Friday, December 14, 2012

Not Easy Being Green

Got a note from a friend about green coffee extract. Dr. Oz did a segment on the stuff, which is unroasted coffee beans in capsule form, and supposed to melt off the pounds without having to diet and exercise. There was a study, people in it lost 10% of their body weight in a couple of months, with no side effects. Stores have sold out of the capsules, but you can still get the pure stuff online, even has it, and doesn't this sound terrific?

Why, yes, it does. Lose weight, no side-effects? No diet or exercise? Hallelujah!

Get online and the first few of pages of Gogglery sing the praises: It works! It's wonderful! It's a miracle!

And yet, to the cynic who lives down the hall in Steve's brain, a sniff,  and ... is that the slightest odor of, um ... snake oil ... ?

Online giveth, online taketh away. Dig a little deeper, there are some caveats. 

Basically this link tells you what they are, and there are others, here, and here, since the bean has considerable amounts of caffeine, that tops the list, and if you have high blood pressure or bowel problems or get jittery after the second cup of coffee in the morning, taking a capsule full of caffeine might not be something you'd want to do. 

Plus there is the narrowness of the study, which was funded by a Texas company that sells the stuff, done in India, with a statistically-small sample. As the writer points out, why didn't they used Texans and more of 'em?

Just as telling, perhaps, are the responses to the article, from people who have used the products. Those who lost weight; those who didn't. Those who gained weight. has more one-star reviews than fives.

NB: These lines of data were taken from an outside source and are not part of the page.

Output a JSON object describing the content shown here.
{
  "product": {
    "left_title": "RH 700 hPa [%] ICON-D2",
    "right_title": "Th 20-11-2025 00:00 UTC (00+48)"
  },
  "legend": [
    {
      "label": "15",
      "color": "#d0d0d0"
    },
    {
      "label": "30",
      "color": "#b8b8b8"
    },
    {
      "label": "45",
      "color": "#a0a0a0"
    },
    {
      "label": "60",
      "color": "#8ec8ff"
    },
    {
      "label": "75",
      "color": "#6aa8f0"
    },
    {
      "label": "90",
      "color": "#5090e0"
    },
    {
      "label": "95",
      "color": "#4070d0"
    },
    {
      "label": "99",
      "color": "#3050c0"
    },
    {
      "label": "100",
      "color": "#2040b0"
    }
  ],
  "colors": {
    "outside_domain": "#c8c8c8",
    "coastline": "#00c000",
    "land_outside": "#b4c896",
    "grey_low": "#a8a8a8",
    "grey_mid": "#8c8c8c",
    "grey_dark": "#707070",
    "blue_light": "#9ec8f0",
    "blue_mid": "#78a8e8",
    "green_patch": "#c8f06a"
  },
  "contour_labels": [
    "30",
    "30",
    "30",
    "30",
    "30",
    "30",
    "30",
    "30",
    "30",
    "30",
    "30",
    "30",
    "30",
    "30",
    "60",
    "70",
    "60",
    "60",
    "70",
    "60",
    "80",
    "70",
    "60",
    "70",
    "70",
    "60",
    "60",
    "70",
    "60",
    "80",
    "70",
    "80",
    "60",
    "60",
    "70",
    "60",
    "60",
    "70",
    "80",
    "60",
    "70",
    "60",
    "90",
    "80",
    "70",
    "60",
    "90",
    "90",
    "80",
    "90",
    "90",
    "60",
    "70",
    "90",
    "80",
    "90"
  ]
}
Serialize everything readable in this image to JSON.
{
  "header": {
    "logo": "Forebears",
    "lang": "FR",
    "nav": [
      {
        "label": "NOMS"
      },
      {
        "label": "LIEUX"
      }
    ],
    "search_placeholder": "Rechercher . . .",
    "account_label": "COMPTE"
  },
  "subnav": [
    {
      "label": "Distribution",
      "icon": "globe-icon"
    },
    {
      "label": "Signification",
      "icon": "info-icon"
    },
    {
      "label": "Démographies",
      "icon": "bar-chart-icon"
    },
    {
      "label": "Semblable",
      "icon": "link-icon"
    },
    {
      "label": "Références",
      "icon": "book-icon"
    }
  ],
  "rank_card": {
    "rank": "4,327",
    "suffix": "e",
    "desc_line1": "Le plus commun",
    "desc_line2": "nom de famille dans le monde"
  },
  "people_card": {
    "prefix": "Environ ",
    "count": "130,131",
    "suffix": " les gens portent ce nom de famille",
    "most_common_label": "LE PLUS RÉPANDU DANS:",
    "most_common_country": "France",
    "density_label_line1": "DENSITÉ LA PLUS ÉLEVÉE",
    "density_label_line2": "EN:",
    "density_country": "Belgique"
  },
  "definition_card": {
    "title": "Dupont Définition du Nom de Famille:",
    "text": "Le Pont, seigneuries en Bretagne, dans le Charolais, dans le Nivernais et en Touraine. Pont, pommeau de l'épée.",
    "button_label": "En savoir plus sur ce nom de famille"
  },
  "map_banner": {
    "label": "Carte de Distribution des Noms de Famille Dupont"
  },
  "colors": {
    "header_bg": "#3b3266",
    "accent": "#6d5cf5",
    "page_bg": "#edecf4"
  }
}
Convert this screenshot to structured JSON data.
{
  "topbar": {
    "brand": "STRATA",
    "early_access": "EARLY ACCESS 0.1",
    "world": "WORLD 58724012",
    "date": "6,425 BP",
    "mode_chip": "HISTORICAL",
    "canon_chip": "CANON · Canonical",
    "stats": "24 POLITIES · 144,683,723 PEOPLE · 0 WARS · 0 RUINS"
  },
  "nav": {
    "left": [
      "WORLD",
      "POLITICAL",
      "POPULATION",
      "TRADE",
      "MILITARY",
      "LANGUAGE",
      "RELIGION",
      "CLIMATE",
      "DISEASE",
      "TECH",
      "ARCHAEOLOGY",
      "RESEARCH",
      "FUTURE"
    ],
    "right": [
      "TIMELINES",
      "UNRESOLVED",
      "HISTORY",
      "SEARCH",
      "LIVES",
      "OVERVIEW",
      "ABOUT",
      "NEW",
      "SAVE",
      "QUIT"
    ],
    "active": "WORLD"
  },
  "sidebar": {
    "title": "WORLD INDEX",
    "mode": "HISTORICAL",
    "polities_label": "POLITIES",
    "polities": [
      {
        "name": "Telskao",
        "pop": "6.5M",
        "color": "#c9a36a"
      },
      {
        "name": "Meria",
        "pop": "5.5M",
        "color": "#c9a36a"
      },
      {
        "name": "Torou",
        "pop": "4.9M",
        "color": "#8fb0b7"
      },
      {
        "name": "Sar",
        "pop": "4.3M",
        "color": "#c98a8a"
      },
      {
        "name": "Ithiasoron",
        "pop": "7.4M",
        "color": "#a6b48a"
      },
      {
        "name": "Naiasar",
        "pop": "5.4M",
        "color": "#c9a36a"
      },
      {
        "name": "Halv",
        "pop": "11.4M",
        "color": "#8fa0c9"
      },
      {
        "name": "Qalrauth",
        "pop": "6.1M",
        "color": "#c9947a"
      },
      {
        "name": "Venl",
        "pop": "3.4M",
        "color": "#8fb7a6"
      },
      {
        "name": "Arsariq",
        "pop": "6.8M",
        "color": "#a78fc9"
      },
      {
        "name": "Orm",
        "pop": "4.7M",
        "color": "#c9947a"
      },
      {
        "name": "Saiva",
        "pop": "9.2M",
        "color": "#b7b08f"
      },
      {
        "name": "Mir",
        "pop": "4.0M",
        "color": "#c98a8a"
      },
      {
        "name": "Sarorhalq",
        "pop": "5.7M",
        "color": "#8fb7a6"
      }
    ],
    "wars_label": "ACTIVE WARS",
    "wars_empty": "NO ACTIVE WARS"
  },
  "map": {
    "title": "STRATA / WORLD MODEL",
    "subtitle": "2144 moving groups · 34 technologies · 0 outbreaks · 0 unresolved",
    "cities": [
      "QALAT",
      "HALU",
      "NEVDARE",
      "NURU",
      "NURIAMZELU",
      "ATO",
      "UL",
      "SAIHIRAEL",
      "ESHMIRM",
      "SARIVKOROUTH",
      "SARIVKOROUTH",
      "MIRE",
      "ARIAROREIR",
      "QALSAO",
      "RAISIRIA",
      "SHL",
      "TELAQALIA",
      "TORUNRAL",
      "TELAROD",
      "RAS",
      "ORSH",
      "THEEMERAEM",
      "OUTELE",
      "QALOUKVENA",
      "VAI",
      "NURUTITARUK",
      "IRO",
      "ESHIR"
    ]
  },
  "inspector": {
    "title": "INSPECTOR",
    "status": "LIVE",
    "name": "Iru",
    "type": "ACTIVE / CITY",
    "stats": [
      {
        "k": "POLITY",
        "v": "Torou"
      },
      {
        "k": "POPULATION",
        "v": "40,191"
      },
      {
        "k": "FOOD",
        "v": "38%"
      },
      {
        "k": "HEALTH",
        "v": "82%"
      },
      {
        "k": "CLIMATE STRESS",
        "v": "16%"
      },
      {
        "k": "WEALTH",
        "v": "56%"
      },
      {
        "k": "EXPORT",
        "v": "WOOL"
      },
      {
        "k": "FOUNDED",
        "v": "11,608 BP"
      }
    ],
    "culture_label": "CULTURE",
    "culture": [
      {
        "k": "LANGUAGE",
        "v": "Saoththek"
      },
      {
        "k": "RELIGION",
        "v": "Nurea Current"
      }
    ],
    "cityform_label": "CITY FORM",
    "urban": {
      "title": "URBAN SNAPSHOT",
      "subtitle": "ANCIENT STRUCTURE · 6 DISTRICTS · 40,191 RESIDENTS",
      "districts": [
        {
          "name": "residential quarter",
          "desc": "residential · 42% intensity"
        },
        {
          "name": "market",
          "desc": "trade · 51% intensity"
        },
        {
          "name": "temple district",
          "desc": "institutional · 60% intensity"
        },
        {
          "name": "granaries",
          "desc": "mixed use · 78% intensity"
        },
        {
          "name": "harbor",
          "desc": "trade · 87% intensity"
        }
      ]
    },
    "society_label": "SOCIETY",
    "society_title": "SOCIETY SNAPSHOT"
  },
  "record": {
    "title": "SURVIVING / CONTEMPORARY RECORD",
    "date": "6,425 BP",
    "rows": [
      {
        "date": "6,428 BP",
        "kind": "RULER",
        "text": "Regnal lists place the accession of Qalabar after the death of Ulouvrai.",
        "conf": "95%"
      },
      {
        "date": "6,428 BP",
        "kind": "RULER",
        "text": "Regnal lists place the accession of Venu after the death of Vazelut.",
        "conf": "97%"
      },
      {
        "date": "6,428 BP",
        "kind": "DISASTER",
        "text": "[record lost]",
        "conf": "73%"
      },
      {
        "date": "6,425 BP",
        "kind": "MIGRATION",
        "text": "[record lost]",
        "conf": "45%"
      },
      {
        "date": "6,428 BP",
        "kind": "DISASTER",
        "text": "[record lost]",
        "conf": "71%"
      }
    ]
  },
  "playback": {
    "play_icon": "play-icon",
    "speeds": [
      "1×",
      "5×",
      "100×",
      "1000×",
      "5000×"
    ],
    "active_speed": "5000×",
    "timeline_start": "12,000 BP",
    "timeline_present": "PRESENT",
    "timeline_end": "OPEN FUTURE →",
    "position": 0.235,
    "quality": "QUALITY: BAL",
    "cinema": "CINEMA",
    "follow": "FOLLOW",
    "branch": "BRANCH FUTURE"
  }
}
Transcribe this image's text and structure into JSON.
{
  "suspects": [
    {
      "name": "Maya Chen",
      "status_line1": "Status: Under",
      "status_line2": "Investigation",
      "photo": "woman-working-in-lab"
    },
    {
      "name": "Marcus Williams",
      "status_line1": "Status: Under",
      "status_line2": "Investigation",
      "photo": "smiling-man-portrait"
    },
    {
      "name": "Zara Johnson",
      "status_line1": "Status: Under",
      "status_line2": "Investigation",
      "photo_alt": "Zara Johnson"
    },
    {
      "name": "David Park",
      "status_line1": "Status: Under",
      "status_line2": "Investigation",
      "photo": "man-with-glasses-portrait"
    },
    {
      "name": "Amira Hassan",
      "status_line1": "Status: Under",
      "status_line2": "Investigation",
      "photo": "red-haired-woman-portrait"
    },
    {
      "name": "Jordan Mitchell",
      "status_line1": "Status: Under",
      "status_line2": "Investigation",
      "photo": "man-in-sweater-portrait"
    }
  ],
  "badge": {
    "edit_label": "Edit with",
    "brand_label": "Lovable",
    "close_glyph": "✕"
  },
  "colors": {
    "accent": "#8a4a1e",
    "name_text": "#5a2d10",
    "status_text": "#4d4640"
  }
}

For years, weight-loss products featured caffeine, because as a mild form of speed, one of the things it does is suppress appetite, while giving you energy. 

Stuff about some magic acid in the green bean form that does ... something nobody understands? One wishes to see a bit more research than, Well, don't know why it works.

Then there is Mr. Placebo Effect, who steps in and fiddles with the results all the time.

Generally, if something sounds too good to be true? Probably it is.

If you want to try it, maybe it'll do the trick, but read the caveats. And know that anything you put into your mouth is going to have some effect; anybody who tells you differently is almost always selling something ...

EDITOR'S NOTE: Turns out, when I checked this further, that the note I got from my friend wasn't from him, it was a shuck–somebody used his name on a Yahoo address to sneak past my spam filter. O the calumny!

1 comment:

steve-vh said... was touted by Dr.Oz!!!! It has to be true!!!!!